I have often watched with my own eyes, as in a magic lantern, all the most dramatic personages of Continental Europe pass one after the other.
Trieste became a refuge where all the political cripples, of whatever rank they were, discrowned kings and their ministers, came to seek asylum, and found it; my brother received them all under his hospitable roof.
For several years there was an almost daily succession of celebrated refugees, of all sorts and conditions. My brother was all things to all men, and was generally looked upon as the friend of humanity. He resembled Captain Cook, who sailed between two hostile fleets of savages, who were preparing to attack each other, and was saluted by both sides. His conduct at Trieste reminded me of that rich and pious citizen of Agrigentum who, it was said, sat at the gates of the city of Agrigentum in order to be the first to offer hospitality to the travellers who arrived.
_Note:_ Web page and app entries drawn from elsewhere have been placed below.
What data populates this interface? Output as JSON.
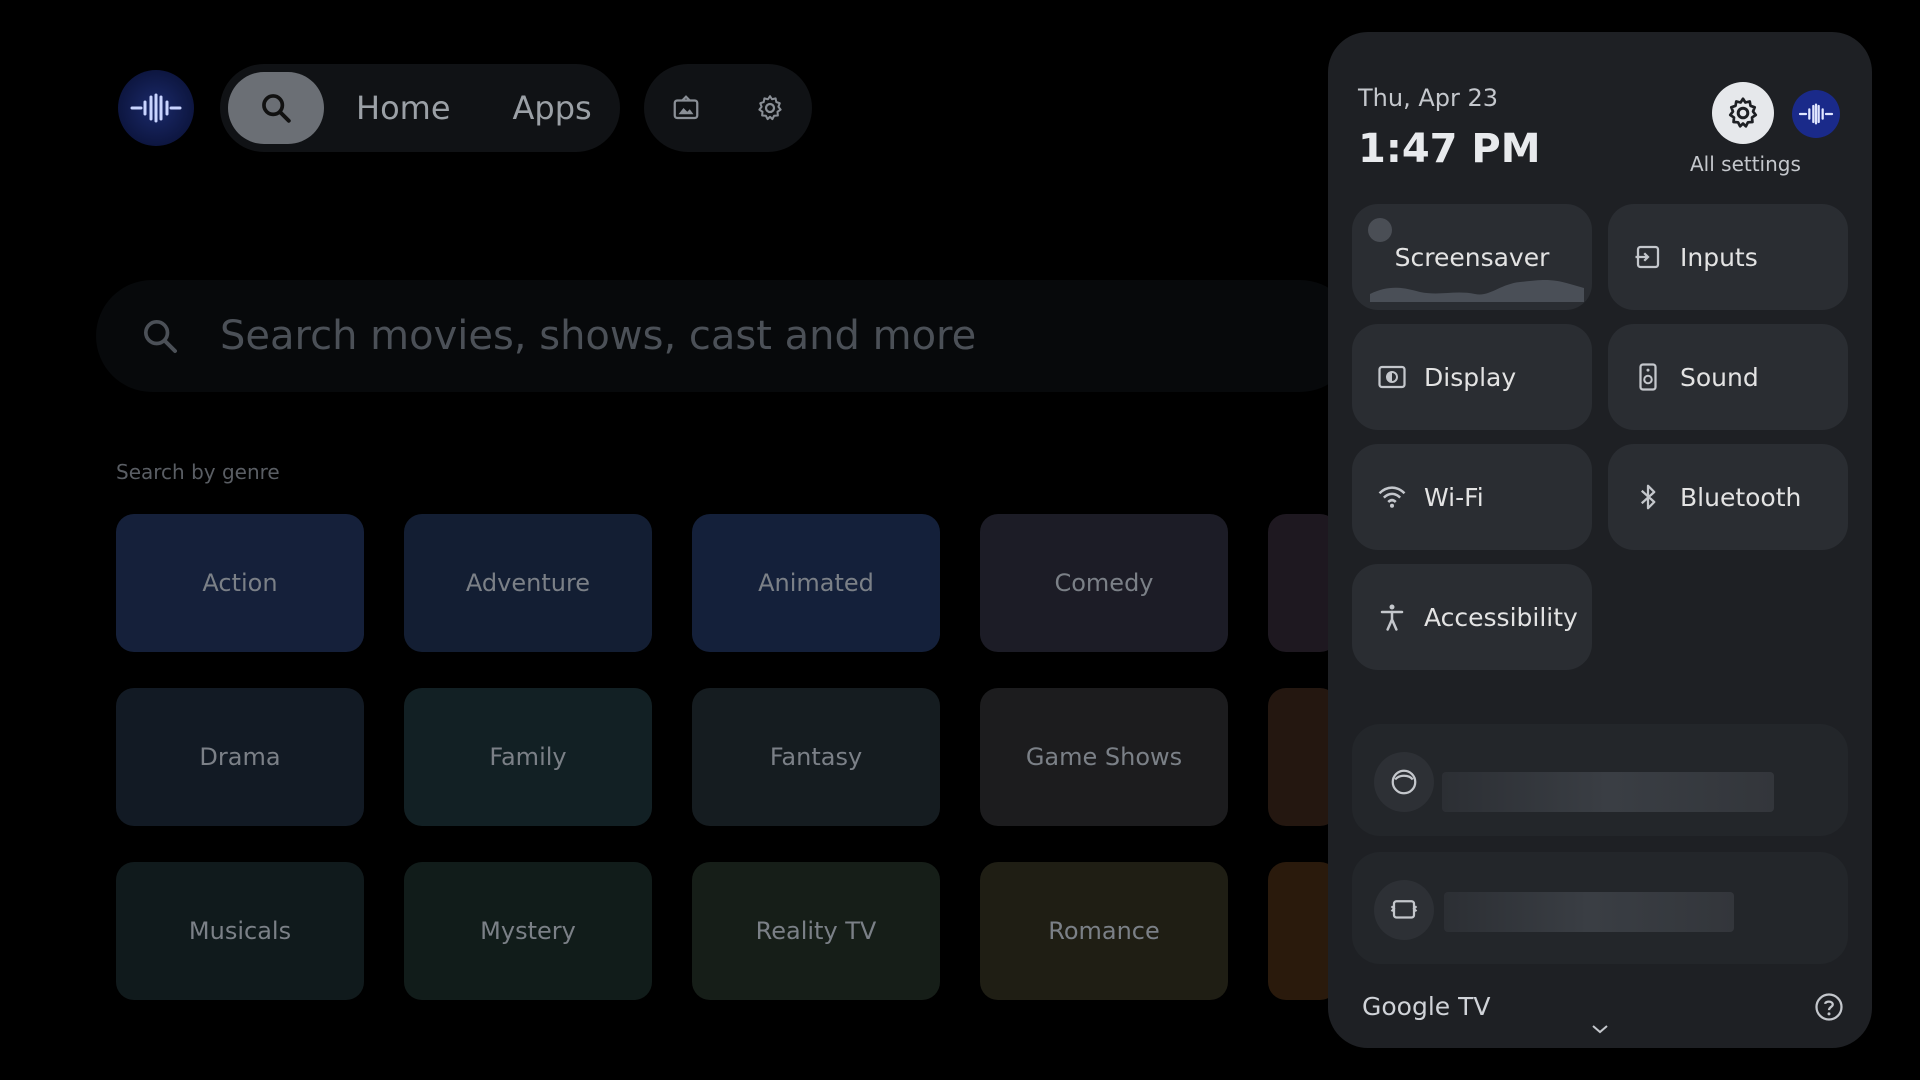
{
  "nav": {
    "home_label": "Home",
    "apps_label": "Apps"
  },
  "search": {
    "placeholder": "Search movies, shows, cast and more",
    "genre_heading": "Search by genre"
  },
  "genres": [
    {
      "label": "Action",
      "color": "#15203a"
    },
    {
      "label": "Adventure",
      "color": "#131e33"
    },
    {
      "label": "Animated",
      "color": "#14203a"
    },
    {
      "label": "Comedy",
      "color": "#1c1c26"
    },
    {
      "label": "Drama",
      "color": "#121a24"
    },
    {
      "label": "Family",
      "color": "#122024"
    },
    {
      "label": "Fantasy",
      "color": "#151c20"
    },
    {
      "label": "Game Shows",
      "color": "#1c1c1e"
    },
    {
      "label": "Musicals",
      "color": "#101a1c"
    },
    {
      "label": "Mystery",
      "color": "#111c1a"
    },
    {
      "label": "Reality TV",
      "color": "#161e18"
    },
    {
      "label": "Romance",
      "color": "#1f1e14"
    }
  ],
  "panel": {
    "date": "Thu, Apr 23",
    "time": "1:47 PM",
    "all_settings_label": "All settings",
    "tiles": {
      "screensaver": "Screensaver",
      "inputs": "Inputs",
      "display": "Display",
      "sound": "Sound",
      "wifi": "Wi-Fi",
      "bluetooth": "Bluetooth",
      "accessibility": "Accessibility"
    },
    "brand": "Google TV"
  }
}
He imitated Gellias without knowing it, and his kindness and delicacy were so much